Angelo Mozilo has come to symbolize the wretched excess of mortgage lending during the housing boom.
He also became a symbol of excess on another level: executive compensation.
The case the Securities and Exchange Commission has been pursuing against the Countrywide Financial Corp. founder ties into both of those emotionally charged issues: Countrywide's aggressive lending generated Mozilo's fabulous wealth.
The SEC’s job is to protect investors, not subprime mortgage borrowers. So it isn’t directly concerned with whether Countrywide made loans to people who had little chance of repaying them.
Rather, the SEC cares whether Countrywide’s shareholders were misled about the company’s finances as the mortgage market deteriorated, and whether Mozilo’s heavy personal stock sales violated federal rules against insider trading.
Indirectly, of course, the SEC’s case is about Countrywide’s voracious lending. As the company grew to become the nation’s biggest mortgage provider, its earnings ballooned to $2.7 billion in 2006 from less than $500 million in 2001.
The company’s stock soared to a record high of $45.03 in February 2007 from $10.24 at the end of 2001, a 340% gain. In the same period the average financial-services stock in the Standard & Poor’s 500 index rose a modest 41%.
Mozilo reaped huge sums by selling personal stock into that price surge. He took home $160 million in 2005 and $120 million in 2006, including pay and profit on exercised stock options.
The SEC has been investigating whether Mozilo accelerated his stock sales because he knew something that other shareholders didn’t know -- for example, that Countrywide’s loan portfolio was a time bomb.
In a statement today, Mozilo’s attorney, David Siegel, had this to say:
"All of Mr. Mozilo's stock sales were made in compliance with properly prepared and approved trading plans and reflected recommendations by his financial advisor over a long period of time.
"The persistent innuendo in the media and political circles that Mr. Mozilo was selling Countrywide stock because he was aware of some supposedly ‘secret’ adverse information about the company is scandalous and inconsistent with even a cursory examination of the facts surrounding the history of his stock holdings."
Mozilo sold stock regularly under trading plans that were commonly used by many executives during the bull market as a way to avoid the appearance of selling on inside information. The plans entailed a commitment to sell a set amount of stock at regular intervals – say, monthly.
But as a Los Angeles Times story noted in September 2007, "Most executives adopt a plan and stick with it, compensation and securities experts say.
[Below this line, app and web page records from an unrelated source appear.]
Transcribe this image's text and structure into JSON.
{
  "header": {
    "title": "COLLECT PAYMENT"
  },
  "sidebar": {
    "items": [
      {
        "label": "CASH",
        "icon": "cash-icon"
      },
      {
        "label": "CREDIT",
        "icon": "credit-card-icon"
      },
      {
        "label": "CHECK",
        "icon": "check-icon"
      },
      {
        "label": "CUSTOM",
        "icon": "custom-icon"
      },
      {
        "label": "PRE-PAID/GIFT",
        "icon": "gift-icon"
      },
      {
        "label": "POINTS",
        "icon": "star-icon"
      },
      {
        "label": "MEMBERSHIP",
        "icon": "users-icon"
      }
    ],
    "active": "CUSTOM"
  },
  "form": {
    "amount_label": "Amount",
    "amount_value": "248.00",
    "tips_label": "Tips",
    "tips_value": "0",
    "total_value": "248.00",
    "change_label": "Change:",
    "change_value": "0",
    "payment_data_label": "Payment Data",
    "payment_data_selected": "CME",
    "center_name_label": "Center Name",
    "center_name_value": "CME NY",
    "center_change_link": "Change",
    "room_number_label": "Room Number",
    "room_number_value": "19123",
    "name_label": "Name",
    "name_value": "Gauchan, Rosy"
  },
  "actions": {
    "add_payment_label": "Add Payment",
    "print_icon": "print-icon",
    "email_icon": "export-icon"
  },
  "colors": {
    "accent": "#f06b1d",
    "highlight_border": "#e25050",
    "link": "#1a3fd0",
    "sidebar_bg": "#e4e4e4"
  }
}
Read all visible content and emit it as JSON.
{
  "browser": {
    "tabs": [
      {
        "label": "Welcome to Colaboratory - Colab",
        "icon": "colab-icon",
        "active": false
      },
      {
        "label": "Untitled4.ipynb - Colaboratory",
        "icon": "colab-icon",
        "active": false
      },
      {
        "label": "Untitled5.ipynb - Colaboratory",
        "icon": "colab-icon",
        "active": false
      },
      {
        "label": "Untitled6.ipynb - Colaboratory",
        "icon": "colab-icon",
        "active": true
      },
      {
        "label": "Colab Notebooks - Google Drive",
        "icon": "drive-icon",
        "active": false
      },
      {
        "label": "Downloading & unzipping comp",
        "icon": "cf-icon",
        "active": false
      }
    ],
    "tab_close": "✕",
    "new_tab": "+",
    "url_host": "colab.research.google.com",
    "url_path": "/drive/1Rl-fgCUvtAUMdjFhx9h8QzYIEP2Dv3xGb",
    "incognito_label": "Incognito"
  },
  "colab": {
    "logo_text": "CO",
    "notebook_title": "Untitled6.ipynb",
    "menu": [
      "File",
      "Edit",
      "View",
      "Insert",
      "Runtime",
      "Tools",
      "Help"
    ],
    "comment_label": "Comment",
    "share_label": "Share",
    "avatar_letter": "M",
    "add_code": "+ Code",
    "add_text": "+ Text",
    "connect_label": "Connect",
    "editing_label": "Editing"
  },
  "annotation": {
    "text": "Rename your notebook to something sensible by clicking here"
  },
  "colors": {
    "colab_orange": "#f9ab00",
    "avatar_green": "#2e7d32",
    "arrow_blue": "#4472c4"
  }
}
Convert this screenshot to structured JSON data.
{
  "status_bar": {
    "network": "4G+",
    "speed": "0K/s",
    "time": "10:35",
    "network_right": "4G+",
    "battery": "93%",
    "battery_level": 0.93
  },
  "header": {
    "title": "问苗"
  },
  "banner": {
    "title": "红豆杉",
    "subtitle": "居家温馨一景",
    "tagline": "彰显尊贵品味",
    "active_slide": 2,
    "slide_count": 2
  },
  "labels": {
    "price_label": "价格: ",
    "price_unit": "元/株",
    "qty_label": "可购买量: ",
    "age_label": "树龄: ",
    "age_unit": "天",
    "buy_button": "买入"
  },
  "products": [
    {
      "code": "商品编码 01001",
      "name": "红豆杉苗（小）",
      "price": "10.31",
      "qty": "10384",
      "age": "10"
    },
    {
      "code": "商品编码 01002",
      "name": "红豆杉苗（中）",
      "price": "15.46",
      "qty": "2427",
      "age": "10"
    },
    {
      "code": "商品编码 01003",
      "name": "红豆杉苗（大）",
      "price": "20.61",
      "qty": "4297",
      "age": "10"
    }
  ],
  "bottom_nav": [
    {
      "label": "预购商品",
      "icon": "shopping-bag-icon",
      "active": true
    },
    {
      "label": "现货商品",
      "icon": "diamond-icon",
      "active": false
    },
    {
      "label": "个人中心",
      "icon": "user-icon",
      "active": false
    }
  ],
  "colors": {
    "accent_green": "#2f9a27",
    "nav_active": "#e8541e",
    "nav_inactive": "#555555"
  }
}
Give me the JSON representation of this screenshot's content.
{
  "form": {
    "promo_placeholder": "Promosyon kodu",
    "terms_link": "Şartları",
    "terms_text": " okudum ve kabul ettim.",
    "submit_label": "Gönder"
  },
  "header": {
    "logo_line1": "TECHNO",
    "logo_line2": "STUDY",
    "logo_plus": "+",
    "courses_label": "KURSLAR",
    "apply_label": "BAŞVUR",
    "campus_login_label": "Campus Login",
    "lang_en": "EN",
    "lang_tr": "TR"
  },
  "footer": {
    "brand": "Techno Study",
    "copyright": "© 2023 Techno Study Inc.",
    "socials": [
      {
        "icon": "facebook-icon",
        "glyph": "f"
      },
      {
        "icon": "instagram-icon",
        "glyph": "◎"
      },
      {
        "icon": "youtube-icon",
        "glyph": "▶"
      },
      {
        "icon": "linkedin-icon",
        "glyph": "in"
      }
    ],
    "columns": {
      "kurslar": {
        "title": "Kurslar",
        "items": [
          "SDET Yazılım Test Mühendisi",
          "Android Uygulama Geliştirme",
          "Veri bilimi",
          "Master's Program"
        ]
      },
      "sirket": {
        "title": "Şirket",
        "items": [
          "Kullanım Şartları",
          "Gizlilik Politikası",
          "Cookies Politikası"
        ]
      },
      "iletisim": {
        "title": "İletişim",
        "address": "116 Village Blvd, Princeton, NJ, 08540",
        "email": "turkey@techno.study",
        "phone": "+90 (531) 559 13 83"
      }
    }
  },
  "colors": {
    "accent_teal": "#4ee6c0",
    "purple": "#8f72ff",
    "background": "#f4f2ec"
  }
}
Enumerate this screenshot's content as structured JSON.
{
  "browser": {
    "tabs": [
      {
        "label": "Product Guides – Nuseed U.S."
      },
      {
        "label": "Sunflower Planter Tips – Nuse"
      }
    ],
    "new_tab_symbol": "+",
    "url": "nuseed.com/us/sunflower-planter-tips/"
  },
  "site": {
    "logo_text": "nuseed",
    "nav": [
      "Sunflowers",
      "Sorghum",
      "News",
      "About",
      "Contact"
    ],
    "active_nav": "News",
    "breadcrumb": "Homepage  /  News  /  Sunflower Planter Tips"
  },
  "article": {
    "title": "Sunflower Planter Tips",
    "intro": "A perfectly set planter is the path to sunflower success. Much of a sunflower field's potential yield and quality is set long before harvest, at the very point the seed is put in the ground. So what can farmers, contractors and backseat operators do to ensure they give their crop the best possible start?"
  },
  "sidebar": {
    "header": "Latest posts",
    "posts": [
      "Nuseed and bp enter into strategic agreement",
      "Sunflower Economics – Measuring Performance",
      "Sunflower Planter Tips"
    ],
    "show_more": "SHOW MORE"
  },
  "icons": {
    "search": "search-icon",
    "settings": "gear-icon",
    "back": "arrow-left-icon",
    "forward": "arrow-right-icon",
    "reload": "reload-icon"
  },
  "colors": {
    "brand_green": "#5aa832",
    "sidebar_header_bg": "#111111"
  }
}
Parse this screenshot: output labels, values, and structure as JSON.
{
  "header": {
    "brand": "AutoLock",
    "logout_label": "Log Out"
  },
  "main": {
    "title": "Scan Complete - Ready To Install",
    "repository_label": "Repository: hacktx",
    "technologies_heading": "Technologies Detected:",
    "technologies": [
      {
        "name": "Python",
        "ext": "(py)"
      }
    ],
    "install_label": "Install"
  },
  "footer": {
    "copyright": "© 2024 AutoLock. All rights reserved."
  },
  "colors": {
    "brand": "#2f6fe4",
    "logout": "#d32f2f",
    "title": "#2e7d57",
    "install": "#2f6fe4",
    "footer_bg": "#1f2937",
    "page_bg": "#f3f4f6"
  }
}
Mozilo didn't."
From the story (and I urge reading the entire piece):
Mozilo shifted course twice in late 2006 and early 2007, according to regulatory filings, amid mounting signs of trouble in the housing and mortgage industries.
Mozilo adopted a new trading plan, added a second and then revised it, allowing him to unload hundreds of thousands of additional shares before Countrywide stock went into a tailspin.
"There is clearly no legal prohibition of altering your plan," said David Priebe, a Bay Area attorney who has helped set up more than 50 of such plans for executives. "But the more that you modify or add to your plan over a short period of time, the more risk that someone will call it into question. I would not say that you cannot do it. I would say there is a risk if you do do it."
By January 2008 Countrywide's stock had crashed to $5 and the loss-ridden company was forced into the arms of Bank of America Corp.
The SEC staff believes there is enough evidence of wrongdoing by Mozilo to charge him with fraud. His lawyers now have the task of talking the SEC out of it, against the post-financial-crash backdrop of the public's desire for vengeance against those who they believe perpetrated the debacle.
At most, however, a successful SEC civil case (i.e., a settlement) would involve a steep fine. The far greater risk for Mozilo would be a federal criminal case, and that is still a much bigger legal question mark.
-- Tom Petruno
Photo: Angelo Mozilo in 2007. Credit: Anne Cusack / Los Angeles Times